__MATERIAL TO PROCESS__.
-----

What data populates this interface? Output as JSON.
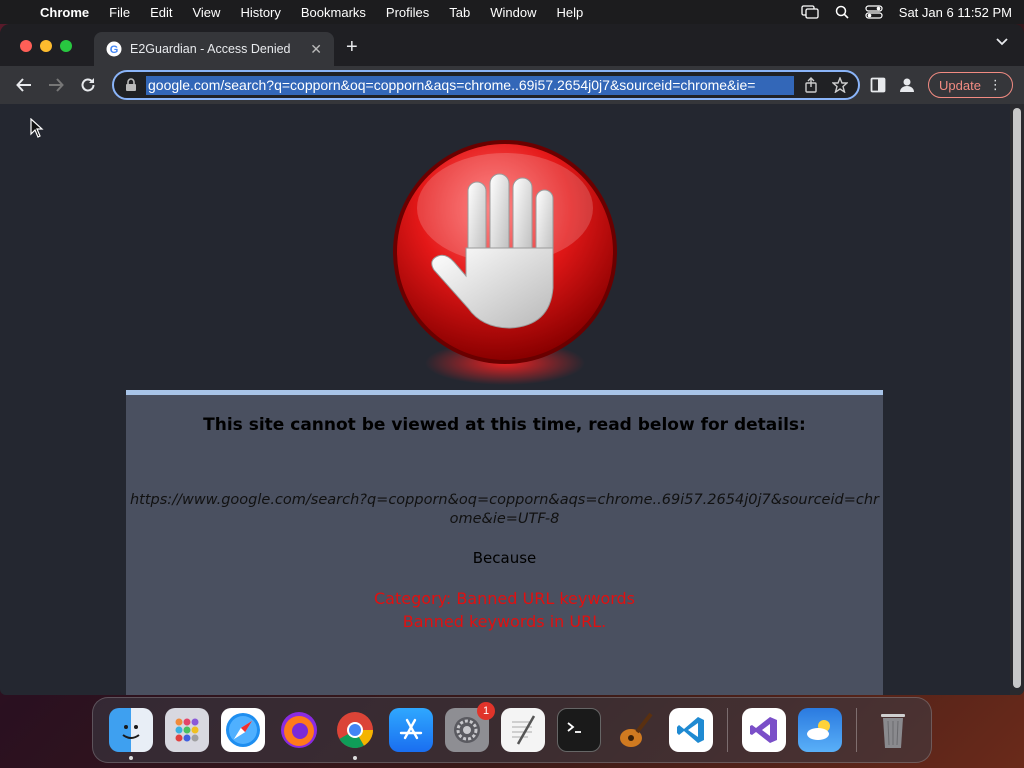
{
  "menubar": {
    "app_name": "Chrome",
    "items": [
      "File",
      "Edit",
      "View",
      "History",
      "Bookmarks",
      "Profiles",
      "Tab",
      "Window",
      "Help"
    ],
    "clock": "Sat Jan 6  11:52 PM"
  },
  "browser": {
    "tab_title": "E2Guardian - Access Denied",
    "address": "google.com/search?q=copporn&oq=copporn&aqs=chrome..69i57.2654j0j7&sourceid=chrome&ie=",
    "update_label": "Update"
  },
  "page": {
    "heading": "This site cannot be viewed at this time, read below for details:",
    "blocked_url": "https://www.google.com/search?q=copporn&oq=copporn&aqs=chrome..69i57.2654j0j7&sourceid=chrome&ie=UTF-8",
    "because_label": "Because",
    "category": "Category: Banned URL keywords",
    "reason": "Banned keywords in URL."
  },
  "dock": {
    "items": [
      "Finder",
      "Launchpad",
      "Safari",
      "Firefox",
      "Chrome",
      "App Store",
      "System Settings",
      "TextEdit",
      "Terminal",
      "GarageBand",
      "Visual Studio Code",
      "Visual Studio",
      "Weather",
      "Trash"
    ],
    "settings_badge": "1"
  },
  "colors": {
    "accent": "#8ab4f8",
    "reason_red": "#e01010",
    "panel_bg": "#4a5060"
  }
}
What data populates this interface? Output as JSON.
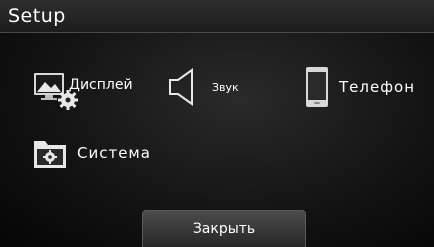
{
  "header": {
    "title": "Setup"
  },
  "menu": {
    "display": {
      "label": "Дисплей",
      "icon": "display-settings-icon"
    },
    "sound": {
      "label": "Звук",
      "icon": "speaker-icon"
    },
    "phone": {
      "label": "Телефон",
      "icon": "phone-icon"
    },
    "system": {
      "label": "Система",
      "icon": "system-folder-icon"
    }
  },
  "footer": {
    "close_label": "Закрыть"
  }
}
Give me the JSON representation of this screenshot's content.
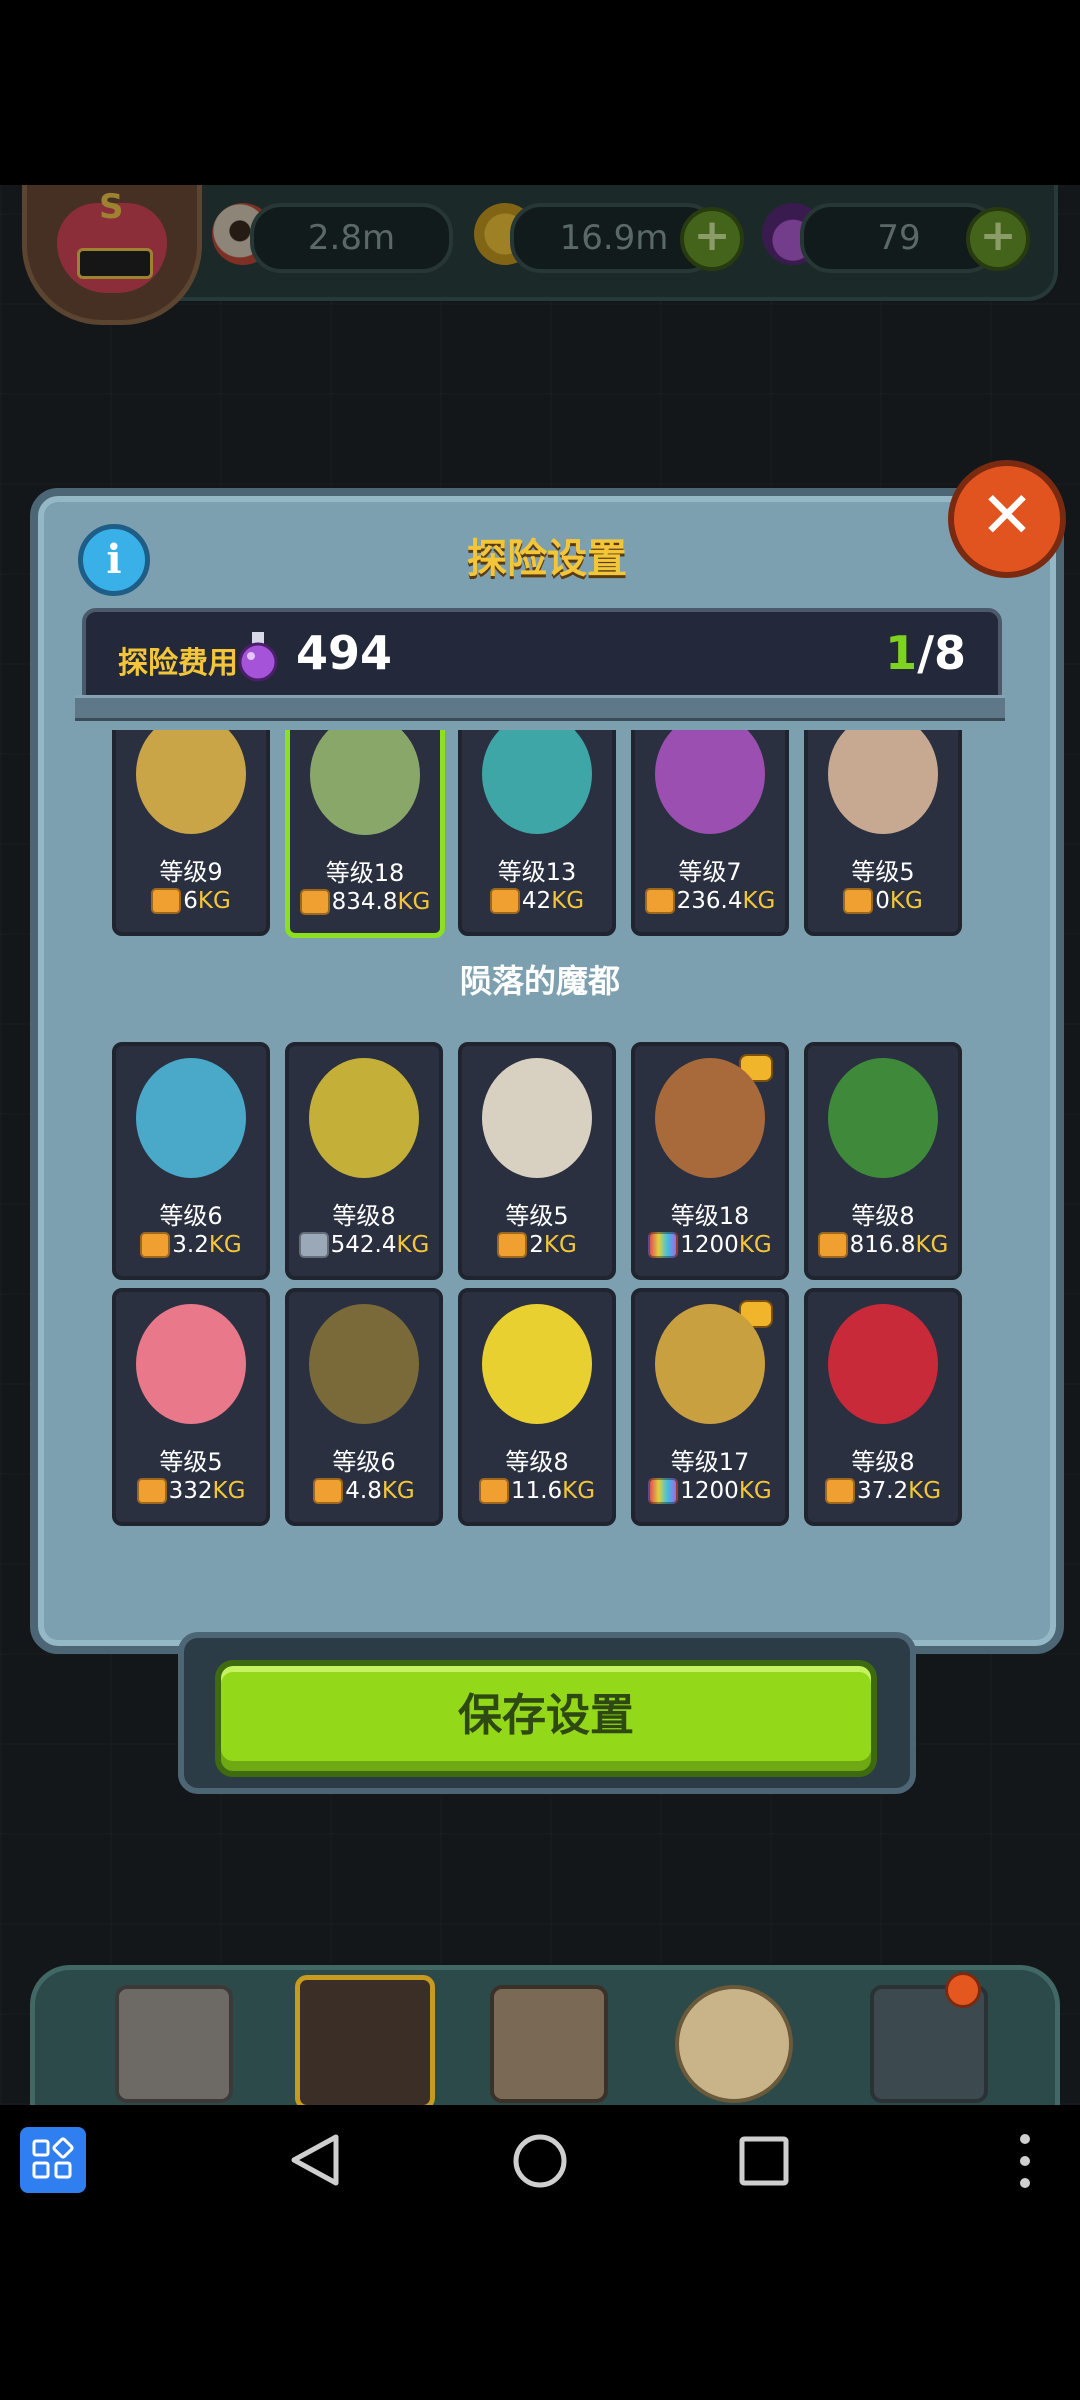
{
  "topbar": {
    "eye_value": "2.8m",
    "coin_value": "16.9m",
    "potion_value": "79",
    "plus_symbol": "+"
  },
  "dialog": {
    "title": "探险设置",
    "info_symbol": "i",
    "close_symbol": "✕",
    "cost_label": "探险费用",
    "cost_value": "494",
    "slots_used": "1",
    "slots_total": "/8",
    "save_button": "保存设置"
  },
  "top_row": [
    {
      "level": "等级9",
      "weight": "6",
      "unit": "KG",
      "bag": "#f0a030",
      "color": "#c9a548",
      "selected": false
    },
    {
      "level": "等级18",
      "weight": "834.8",
      "unit": "KG",
      "bag": "#f0a030",
      "color": "#8aa76a",
      "selected": true
    },
    {
      "level": "等级13",
      "weight": "42",
      "unit": "KG",
      "bag": "#f0a030",
      "color": "#3fa6a8",
      "selected": false
    },
    {
      "level": "等级7",
      "weight": "236.4",
      "unit": "KG",
      "bag": "#f0a030",
      "color": "#9b4fb0",
      "selected": false
    },
    {
      "level": "等级5",
      "weight": "0",
      "unit": "KG",
      "bag": "#f0a030",
      "color": "#c7a890",
      "selected": false
    }
  ],
  "section_title": "陨落的魔都",
  "grid_row1": [
    {
      "level": "等级6",
      "weight": "3.2",
      "unit": "KG",
      "bag": "#f0a030",
      "color": "#4aa8c8",
      "tag": false
    },
    {
      "level": "等级8",
      "weight": "542.4",
      "unit": "KG",
      "bag": "#9aa8b8",
      "color": "#c4b038",
      "tag": false
    },
    {
      "level": "等级5",
      "weight": "2",
      "unit": "KG",
      "bag": "#f0a030",
      "color": "#d8d0c0",
      "tag": false
    },
    {
      "level": "等级18",
      "weight": "1200",
      "unit": "KG",
      "bag": "#9a6ae0",
      "color": "#a86a3a",
      "tag": true
    },
    {
      "level": "等级8",
      "weight": "816.8",
      "unit": "KG",
      "bag": "#f0a030",
      "color": "#3f8a3a",
      "tag": false
    }
  ],
  "grid_row2": [
    {
      "level": "等级5",
      "weight": "332",
      "unit": "KG",
      "bag": "#f0a030",
      "color": "#e8788a",
      "tag": false
    },
    {
      "level": "等级6",
      "weight": "4.8",
      "unit": "KG",
      "bag": "#f0a030",
      "color": "#7a6a3a",
      "tag": false
    },
    {
      "level": "等级8",
      "weight": "11.6",
      "unit": "KG",
      "bag": "#f0a030",
      "color": "#e8d030",
      "tag": false
    },
    {
      "level": "等级17",
      "weight": "1200",
      "unit": "KG",
      "bag": "#9a6ae0",
      "color": "#c8a040",
      "tag": true
    },
    {
      "level": "等级8",
      "weight": "37.2",
      "unit": "KG",
      "bag": "#f0a030",
      "color": "#c82a3a",
      "tag": false
    }
  ],
  "colors": {
    "accent_gold": "#f3c63a",
    "selected_green": "#8be01f",
    "save_green": "#94d81a"
  },
  "icons": [
    "eye-icon",
    "coin-icon",
    "potion-icon",
    "info-icon",
    "close-icon",
    "weight-bag-icon",
    "shop-icon",
    "dungeon-icon",
    "book-icon",
    "loot-bag-icon",
    "grid-icon",
    "apps-icon",
    "back-icon",
    "home-icon",
    "recents-icon",
    "more-icon"
  ]
}
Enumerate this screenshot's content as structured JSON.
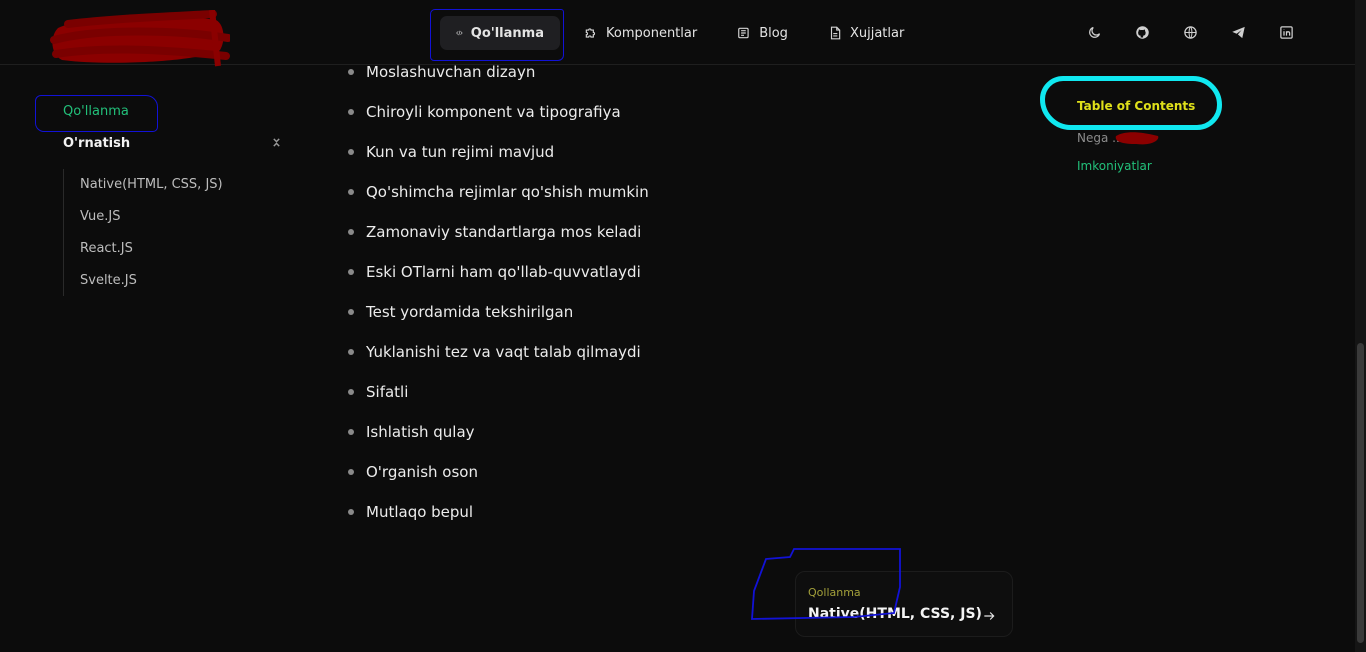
{
  "header": {
    "nav": [
      {
        "label": "Qo'llanma",
        "icon": "code-icon",
        "active": true
      },
      {
        "label": "Komponentlar",
        "icon": "puzzle-icon",
        "active": false
      },
      {
        "label": "Blog",
        "icon": "newspaper-icon",
        "active": false
      },
      {
        "label": "Xujjatlar",
        "icon": "document-icon",
        "active": false
      }
    ],
    "right_icons": [
      "moon-icon",
      "github-icon",
      "globe-icon",
      "telegram-icon",
      "linkedin-icon"
    ]
  },
  "sidebar": {
    "section_title": "Qo'llanma",
    "group_title": "O'rnatish",
    "items": [
      {
        "label": "Native(HTML, CSS, JS)"
      },
      {
        "label": "Vue.JS"
      },
      {
        "label": "React.JS"
      },
      {
        "label": "Svelte.JS"
      }
    ]
  },
  "main": {
    "features": [
      "Moslashuvchan dizayn",
      "Chiroyli komponent va tipografiya",
      "Kun va tun rejimi mavjud",
      "Qo'shimcha rejimlar qo'shish mumkin",
      "Zamonaviy standartlarga mos keladi",
      "Eski OTlarni ham qo'llab-quvvatlaydi",
      "Test yordamida tekshirilgan",
      "Yuklanishi tez va vaqt talab qilmaydi",
      "Sifatli",
      "Ishlatish qulay",
      "O'rganish oson",
      "Mutlaqo bepul"
    ]
  },
  "toc": {
    "title": "Table of Contents",
    "links": [
      "Nega ...?",
      "Imkoniyatlar"
    ]
  },
  "pager": {
    "label": "Qollanma",
    "title": "Native(HTML, CSS, JS)"
  },
  "colors": {
    "background": "#0c0c0c",
    "accent_green": "#22c07a",
    "toc_title": "#dfe01a",
    "annotation_blue": "#1212d6",
    "annotation_cyan": "#10e8f0",
    "redaction_red": "#8b0000"
  }
}
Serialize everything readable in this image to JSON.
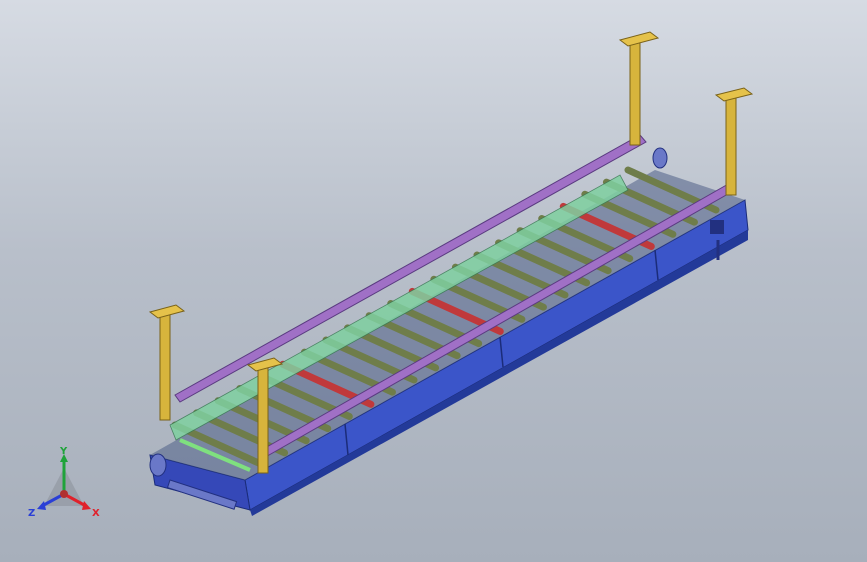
{
  "view": {
    "colors": {
      "background_top": "#d6dbe3",
      "background_bottom": "#a7afbb",
      "frame_blue": "#3b55c9",
      "frame_blue_dark": "#233a99",
      "roller_green": "#6f7d4a",
      "roller_red": "#c0393b",
      "rail_purple": "#a070c6",
      "rail_green": "#7fd0a0",
      "post_yellow": "#d7b43c"
    }
  },
  "triad": {
    "x_label": "X",
    "y_label": "Y",
    "z_label": "Z",
    "x_color": "#e0212b",
    "y_color": "#1fa33a",
    "z_color": "#2a3fd6"
  }
}
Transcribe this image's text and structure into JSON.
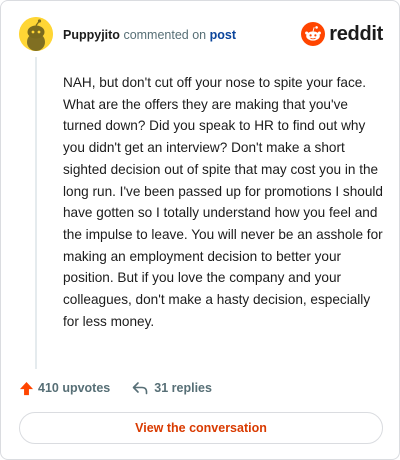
{
  "header": {
    "author": "Puppyjito",
    "commented_text": "commented on",
    "post_link": "post",
    "brand": "reddit",
    "avatar_icon": "snoo-avatar-icon",
    "brand_icon": "reddit-logo-icon"
  },
  "comment": {
    "body": "NAH, but don't cut off your nose to spite your face. What are the offers they are making that you've turned down? Did you speak to HR to find out why you didn't get an interview? Don't make a short sighted decision out of spite that may cost you in the long run. I've been passed up for promotions I should have gotten so I totally understand how you feel and the impulse to leave. You will never be an asshole for making an employment decision to better your position. But if you love the company and your colleagues, don't make a hasty decision, especially for less money."
  },
  "actions": {
    "upvotes": "410 upvotes",
    "replies": "31 replies",
    "upvote_icon": "upvote-arrow-icon",
    "reply_icon": "reply-arrow-icon"
  },
  "cta": {
    "label": "View the conversation"
  },
  "colors": {
    "brand_orange": "#ff4500",
    "cta_text": "#d93a00",
    "link_blue": "#0a449b",
    "meta_gray": "#576f76",
    "avatar_yellow": "#ffd635"
  }
}
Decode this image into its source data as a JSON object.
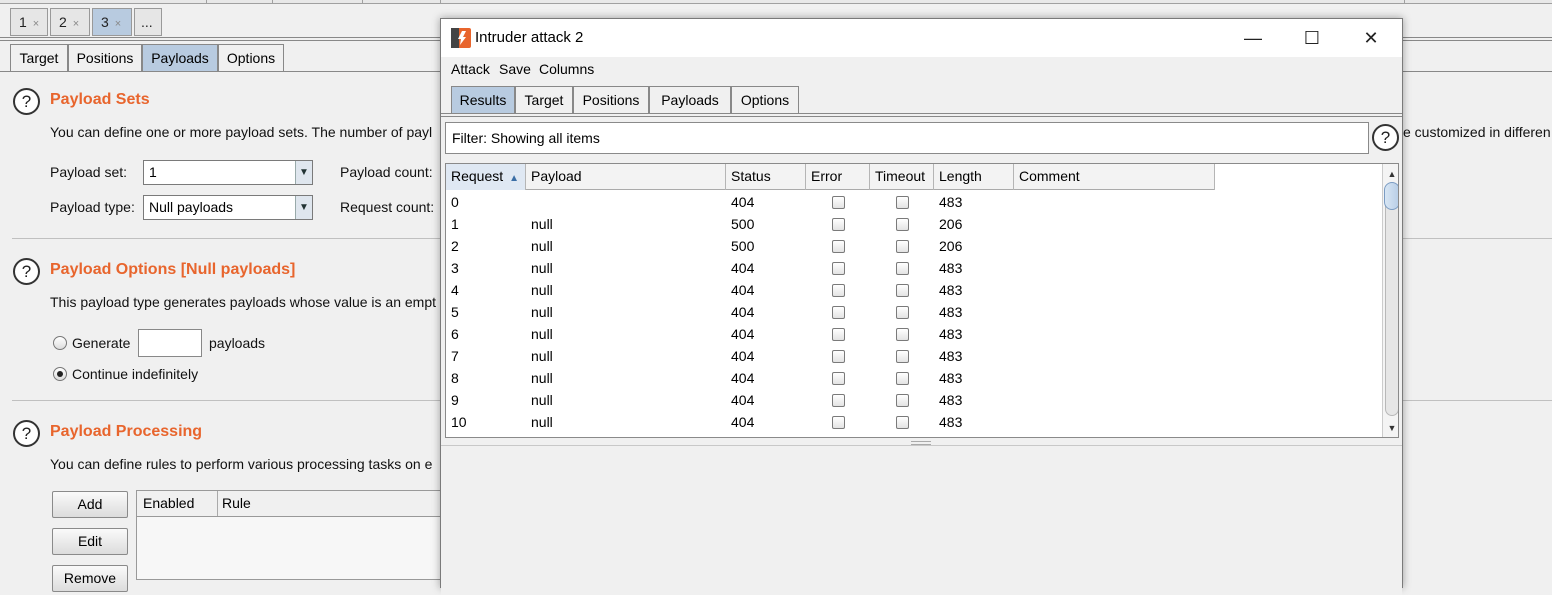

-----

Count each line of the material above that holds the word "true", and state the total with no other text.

__RESULT FOR THIS EXERCISE__. 4